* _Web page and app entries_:
□ □ □ □ □ □ □

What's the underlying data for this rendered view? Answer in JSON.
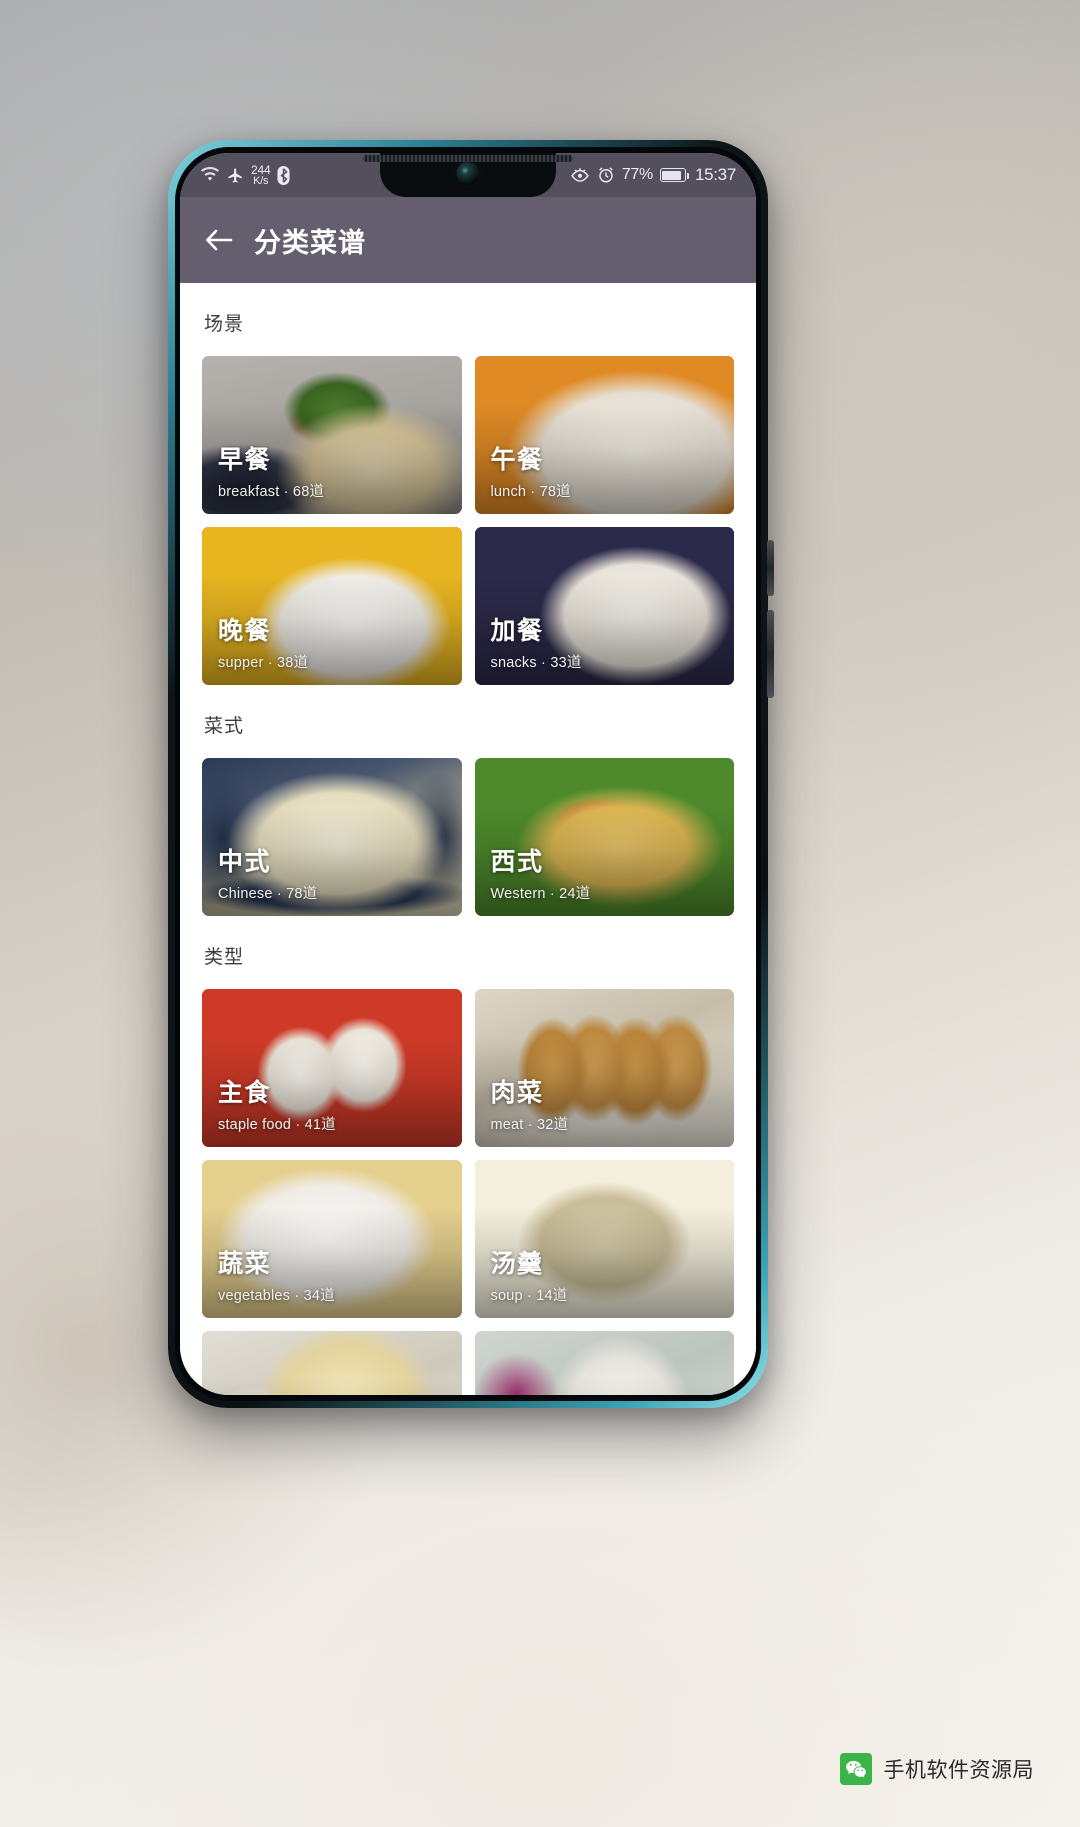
{
  "statusbar": {
    "icons_left": [
      "wifi-icon",
      "airplane-mode-icon",
      "bluetooth-icon"
    ],
    "network_speed_value": "244",
    "network_speed_unit": "K/s",
    "icons_right": [
      "eye-comfort-icon",
      "alarm-clock-icon"
    ],
    "battery_percent": "77%",
    "time": "15:37"
  },
  "appbar": {
    "back_icon": "back-arrow-icon",
    "title": "分类菜谱"
  },
  "sections": [
    {
      "title": "场景",
      "cards": [
        {
          "title": "早餐",
          "subtitle": "breakfast · 68道",
          "photo": "p-breakfast"
        },
        {
          "title": "午餐",
          "subtitle": "lunch · 78道",
          "photo": "p-lunch"
        },
        {
          "title": "晚餐",
          "subtitle": "supper · 38道",
          "photo": "p-supper"
        },
        {
          "title": "加餐",
          "subtitle": "snacks · 33道",
          "photo": "p-snacks"
        }
      ]
    },
    {
      "title": "菜式",
      "cards": [
        {
          "title": "中式",
          "subtitle": "Chinese · 78道",
          "photo": "p-chinese"
        },
        {
          "title": "西式",
          "subtitle": "Western · 24道",
          "photo": "p-western"
        }
      ]
    },
    {
      "title": "类型",
      "cards": [
        {
          "title": "主食",
          "subtitle": "staple food · 41道",
          "photo": "p-staple"
        },
        {
          "title": "肉菜",
          "subtitle": "meat · 32道",
          "photo": "p-meat"
        },
        {
          "title": "蔬菜",
          "subtitle": "vegetables · 34道",
          "photo": "p-veg"
        },
        {
          "title": "汤羹",
          "subtitle": "soup · 14道",
          "photo": "p-soup"
        },
        {
          "title": "",
          "subtitle": "",
          "photo": "p-extra1"
        },
        {
          "title": "",
          "subtitle": "",
          "photo": "p-extra2"
        }
      ]
    }
  ],
  "watermark": {
    "logo": "wechat-icon",
    "text": "手机软件资源局"
  },
  "colors": {
    "statusbar_bg": "#544f5c",
    "appbar_bg": "#655e6e",
    "content_bg": "#ffffff",
    "section_title": "#3d3d3d",
    "card_title": "#ffffff",
    "wechat_green": "#3bb44a"
  }
}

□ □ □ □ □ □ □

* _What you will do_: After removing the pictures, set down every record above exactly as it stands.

* _Expected answer_:
What's the underlying data for this rendered view? Answer in JSON.
{
  "statusbar": {
    "icons_left": [
      "wifi-icon",
      "airplane-mode-icon",
      "bluetooth-icon"
    ],
    "network_speed_value": "244",
    "network_speed_unit": "K/s",
    "icons_right": [
      "eye-comfort-icon",
      "alarm-clock-icon"
    ],
    "battery_percent": "77%",
    "time": "15:37"
  },
  "appbar": {
    "back_icon": "back-arrow-icon",
    "title": "分类菜谱"
  },
  "sections": [
    {
      "title": "场景",
      "cards": [
        {
          "title": "早餐",
          "subtitle": "breakfast · 68道",
          "photo": "p-breakfast"
        },
        {
          "title": "午餐",
          "subtitle": "lunch · 78道",
          "photo": "p-lunch"
        },
        {
          "title": "晚餐",
          "subtitle": "supper · 38道",
          "photo": "p-supper"
        },
        {
          "title": "加餐",
          "subtitle": "snacks · 33道",
          "photo": "p-snacks"
        }
      ]
    },
    {
      "title": "菜式",
      "cards": [
        {
          "title": "中式",
          "subtitle": "Chinese · 78道",
          "photo": "p-chinese"
        },
        {
          "title": "西式",
          "subtitle": "Western · 24道",
          "photo": "p-western"
        }
      ]
    },
    {
      "title": "类型",
      "cards": [
        {
          "title": "主食",
          "subtitle": "staple food · 41道",
          "photo": "p-staple"
        },
        {
          "title": "肉菜",
          "subtitle": "meat · 32道",
          "photo": "p-meat"
        },
        {
          "title": "蔬菜",
          "subtitle": "vegetables · 34道",
          "photo": "p-veg"
        },
        {
          "title": "汤羹",
          "subtitle": "soup · 14道",
          "photo": "p-soup"
        },
        {
          "title": "",
          "subtitle": "",
          "photo": "p-extra1"
        },
        {
          "title": "",
          "subtitle": "",
          "photo": "p-extra2"
        }
      ]
    }
  ],
  "watermark": {
    "logo": "wechat-icon",
    "text": "手机软件资源局"
  },
  "colors": {
    "statusbar_bg": "#544f5c",
    "appbar_bg": "#655e6e",
    "content_bg": "#ffffff",
    "section_title": "#3d3d3d",
    "card_title": "#ffffff",
    "wechat_green": "#3bb44a"
  }
}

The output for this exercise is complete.